An 18-year-old man has been arrested and charged with two counts of violating the Mississippi Terroristic Threats Law after posting threats against the Lamar County School District on social media.
In a letter sent out Monday, district superintendent Tess Smith said school district police became aware of the threats on Saturday and immediately began an investigation. The suspect, Xadrien Watson, was apprehended on Broad Street in Hattiesburg and booked into the Lamar County Jail.
“Thank you for entrusting your student(s) with us,” Smith said in the letter. “Please know that we do not take that trust lightly. All of our staff, especially our officers, take the job of protecting our students very seriously.
“Sadly, we live in an age where we must take all threats and whispers of threats as real and worthy of investigation. Jokes related to this topic are a thing of the past.”
Officials from the Hattiesburg Police Department, the local Federal Bureau of Investigation office, the Lamar County Sheriff’s Office and U.S. Marshals Office assisted with the investigation. Because of rules and guidelines of the school district and law enforcement, Smith is unable to divulge any further information at this time.
“The Lamar County School District is grateful for the assistance of all agencies who participated in this investigation,” Smith said. “We are also thankful to the observant individuals who saw the posts on social media and took the appropriate steps to report it.
“These incidents are not taken lightly and will be investigated thoroughly, and subjects who make these threats will be prosecuted to the fullest extent.”

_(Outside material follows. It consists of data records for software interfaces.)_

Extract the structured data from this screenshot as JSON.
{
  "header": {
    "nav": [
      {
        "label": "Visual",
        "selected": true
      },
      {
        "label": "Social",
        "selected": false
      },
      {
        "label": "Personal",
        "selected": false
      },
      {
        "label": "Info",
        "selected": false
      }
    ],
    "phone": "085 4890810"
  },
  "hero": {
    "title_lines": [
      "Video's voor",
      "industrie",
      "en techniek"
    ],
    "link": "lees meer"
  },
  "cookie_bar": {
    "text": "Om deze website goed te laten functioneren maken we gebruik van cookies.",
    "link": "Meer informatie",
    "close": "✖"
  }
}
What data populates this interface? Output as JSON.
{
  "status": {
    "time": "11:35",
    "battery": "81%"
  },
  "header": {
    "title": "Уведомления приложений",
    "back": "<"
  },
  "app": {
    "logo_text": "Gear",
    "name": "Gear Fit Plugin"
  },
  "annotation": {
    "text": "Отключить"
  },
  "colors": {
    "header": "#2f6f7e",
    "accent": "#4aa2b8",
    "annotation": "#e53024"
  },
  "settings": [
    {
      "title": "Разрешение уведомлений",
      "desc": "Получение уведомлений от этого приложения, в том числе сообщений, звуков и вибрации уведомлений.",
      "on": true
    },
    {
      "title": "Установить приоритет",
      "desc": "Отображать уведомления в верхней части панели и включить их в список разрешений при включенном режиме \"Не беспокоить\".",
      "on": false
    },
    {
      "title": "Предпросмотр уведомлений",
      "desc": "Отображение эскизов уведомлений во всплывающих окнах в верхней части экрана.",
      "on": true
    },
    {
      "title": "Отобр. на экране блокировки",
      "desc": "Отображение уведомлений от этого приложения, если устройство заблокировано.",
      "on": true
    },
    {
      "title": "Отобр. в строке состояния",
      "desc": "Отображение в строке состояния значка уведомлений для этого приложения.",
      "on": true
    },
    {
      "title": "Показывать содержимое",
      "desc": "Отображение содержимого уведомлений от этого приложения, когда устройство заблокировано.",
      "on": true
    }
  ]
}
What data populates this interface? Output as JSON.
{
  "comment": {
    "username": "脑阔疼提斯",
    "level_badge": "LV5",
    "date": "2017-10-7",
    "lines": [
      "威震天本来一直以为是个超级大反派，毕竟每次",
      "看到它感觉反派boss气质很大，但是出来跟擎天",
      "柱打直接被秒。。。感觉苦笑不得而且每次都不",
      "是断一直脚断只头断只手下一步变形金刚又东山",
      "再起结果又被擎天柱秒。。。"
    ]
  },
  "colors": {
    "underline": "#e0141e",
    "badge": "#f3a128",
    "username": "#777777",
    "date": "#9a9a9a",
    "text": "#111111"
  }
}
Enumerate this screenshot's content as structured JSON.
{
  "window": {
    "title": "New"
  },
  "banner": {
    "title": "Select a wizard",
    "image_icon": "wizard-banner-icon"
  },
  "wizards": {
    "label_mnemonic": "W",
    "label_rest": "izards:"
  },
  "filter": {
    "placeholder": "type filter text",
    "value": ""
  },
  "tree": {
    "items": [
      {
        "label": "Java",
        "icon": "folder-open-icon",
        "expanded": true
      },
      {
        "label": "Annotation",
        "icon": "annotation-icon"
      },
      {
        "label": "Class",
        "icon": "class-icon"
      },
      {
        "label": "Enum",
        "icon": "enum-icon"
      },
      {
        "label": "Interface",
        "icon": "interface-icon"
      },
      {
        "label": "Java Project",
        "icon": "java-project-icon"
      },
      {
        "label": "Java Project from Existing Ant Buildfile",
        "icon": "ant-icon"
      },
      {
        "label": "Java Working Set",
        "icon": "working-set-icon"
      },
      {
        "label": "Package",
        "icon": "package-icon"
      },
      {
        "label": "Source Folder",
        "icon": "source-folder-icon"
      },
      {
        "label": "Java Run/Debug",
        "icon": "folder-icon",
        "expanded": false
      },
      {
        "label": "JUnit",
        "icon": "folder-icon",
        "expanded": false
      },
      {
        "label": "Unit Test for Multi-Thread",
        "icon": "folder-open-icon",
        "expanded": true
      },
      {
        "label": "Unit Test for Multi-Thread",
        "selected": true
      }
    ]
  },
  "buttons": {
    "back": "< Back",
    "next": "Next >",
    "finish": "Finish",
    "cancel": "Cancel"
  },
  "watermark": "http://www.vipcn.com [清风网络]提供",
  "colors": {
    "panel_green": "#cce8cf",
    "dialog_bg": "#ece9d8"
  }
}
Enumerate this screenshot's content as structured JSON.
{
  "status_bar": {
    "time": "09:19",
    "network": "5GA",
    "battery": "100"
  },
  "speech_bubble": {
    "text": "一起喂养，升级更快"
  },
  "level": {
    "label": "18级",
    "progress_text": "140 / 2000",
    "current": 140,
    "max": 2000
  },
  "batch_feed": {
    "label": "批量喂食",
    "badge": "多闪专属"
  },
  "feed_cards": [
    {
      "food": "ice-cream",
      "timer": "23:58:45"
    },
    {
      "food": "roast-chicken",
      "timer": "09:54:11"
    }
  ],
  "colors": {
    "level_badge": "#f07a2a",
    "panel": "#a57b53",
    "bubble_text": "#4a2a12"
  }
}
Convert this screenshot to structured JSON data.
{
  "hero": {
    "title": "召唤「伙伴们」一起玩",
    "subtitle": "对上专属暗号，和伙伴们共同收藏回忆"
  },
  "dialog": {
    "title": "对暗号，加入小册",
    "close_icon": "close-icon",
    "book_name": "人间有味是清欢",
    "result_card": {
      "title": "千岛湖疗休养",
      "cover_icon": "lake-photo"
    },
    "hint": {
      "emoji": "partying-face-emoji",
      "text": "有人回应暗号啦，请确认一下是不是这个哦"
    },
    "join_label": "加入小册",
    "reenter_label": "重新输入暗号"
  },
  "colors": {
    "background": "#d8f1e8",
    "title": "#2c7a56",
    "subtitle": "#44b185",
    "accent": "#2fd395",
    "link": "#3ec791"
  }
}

The Mississippi Terroristic Threats Law, which went into effect July 1, defines terroristic threats as threats of violence with the “intent to terrorize, intimidate or disrupt a governmental function” – including schools and school functions – by any means, including social media. Such threats are punishable by up to five years in prison.